Now, I will compare the sporting league and the lack of fan strategic content, with the growth of brands I started managing at the fitness company.

Some Background:

At the fitness company, I was given the challenge of managing a little known brand (moving forward calling this “Brand X”) and growing it to compete with the number one brand (moving forward calling this “Brand Y”) — which had over 500K fans at the time.

Brand X had 215K fans when I took it over — pretty large on the grand scheme of things. Through research and experience, I knew growing exponentially year over year after already accumulating more than 100,000 fans is extremely difficult; most brands only grow about 85% year over year after amassing more than 100,000 fans.

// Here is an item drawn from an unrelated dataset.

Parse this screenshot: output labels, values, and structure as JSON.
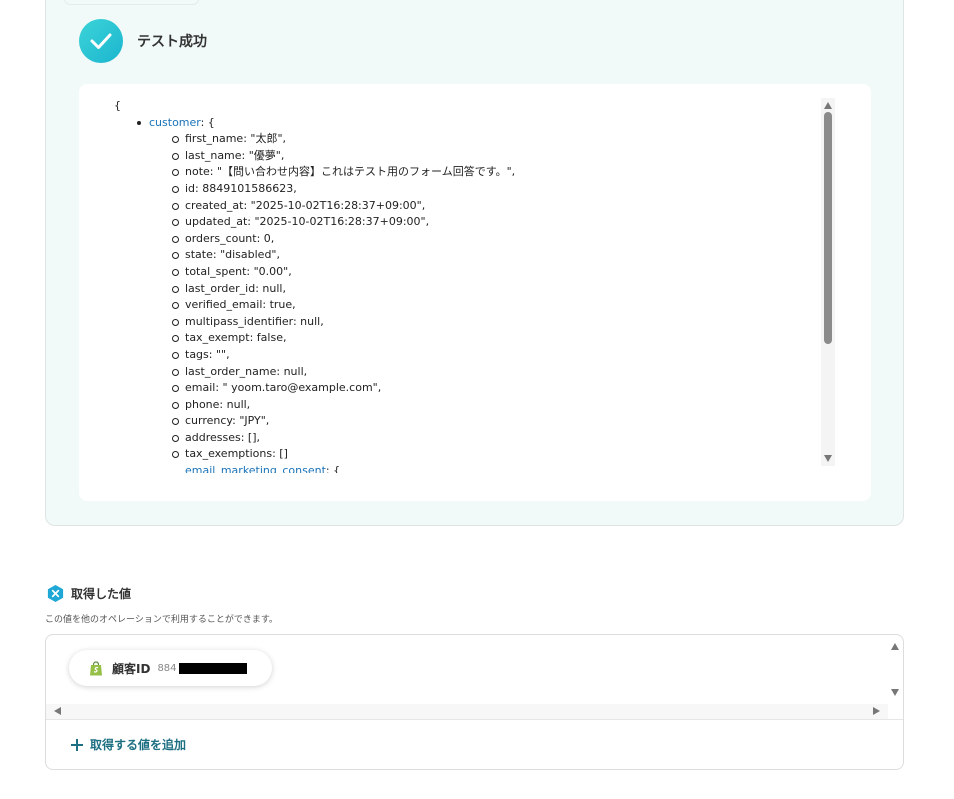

In order to achieve this challenge, I needed to find a way to grow Brand X organically and quickly, while not forgetting about the fans I was trying to acquire (always remember your audience). I knew that it would take the perfect balance between motivation, fun content, and business to achieve my feat.

Some Social Media Strategy:

After 11 months, Brand X had grown more than 235% and overtook Brand Y as the number one selling brand for the company by 2012. By mid 2013, Brand X had passed Brand Y in terms of fan acquisition on social, and in 2014, amassed over 1M fans, where Brand Y was still sitting around 700K. Why? Content, content, content!

I was giving the fans of Brand X exciting content that made them want to be a part of the social community, made them want to share, hit the like button and comment for this brand they now loved (all the while covertly selling them the product), where as Brand Y was only focused on the product and selling. The two can go hand-in-hand, and have with Brand X, but you have to find the tipping point for your fan base and what will cause them to purchase. Brand Y’s manager did not understand this, and therefore, suffered in both sales and social acquisition.

Key Takeaway:

Content is the key point of social media marketing.

Content can push your brand and your products, but it has to be relatable to your audience. If a fan feels like they’re being “sold”, they will have a negative reaction to any content you produce on the page. If your fan feels like they’re being brought into a conversation, then their reactions turn positive. I’m not saying you should fill your pages with funny memes and viral YouTube videos, but find the medium between your product and that conversation.

There is a way to bridge the gap between the two and sell to your fans, without them knowing they’re being sold to.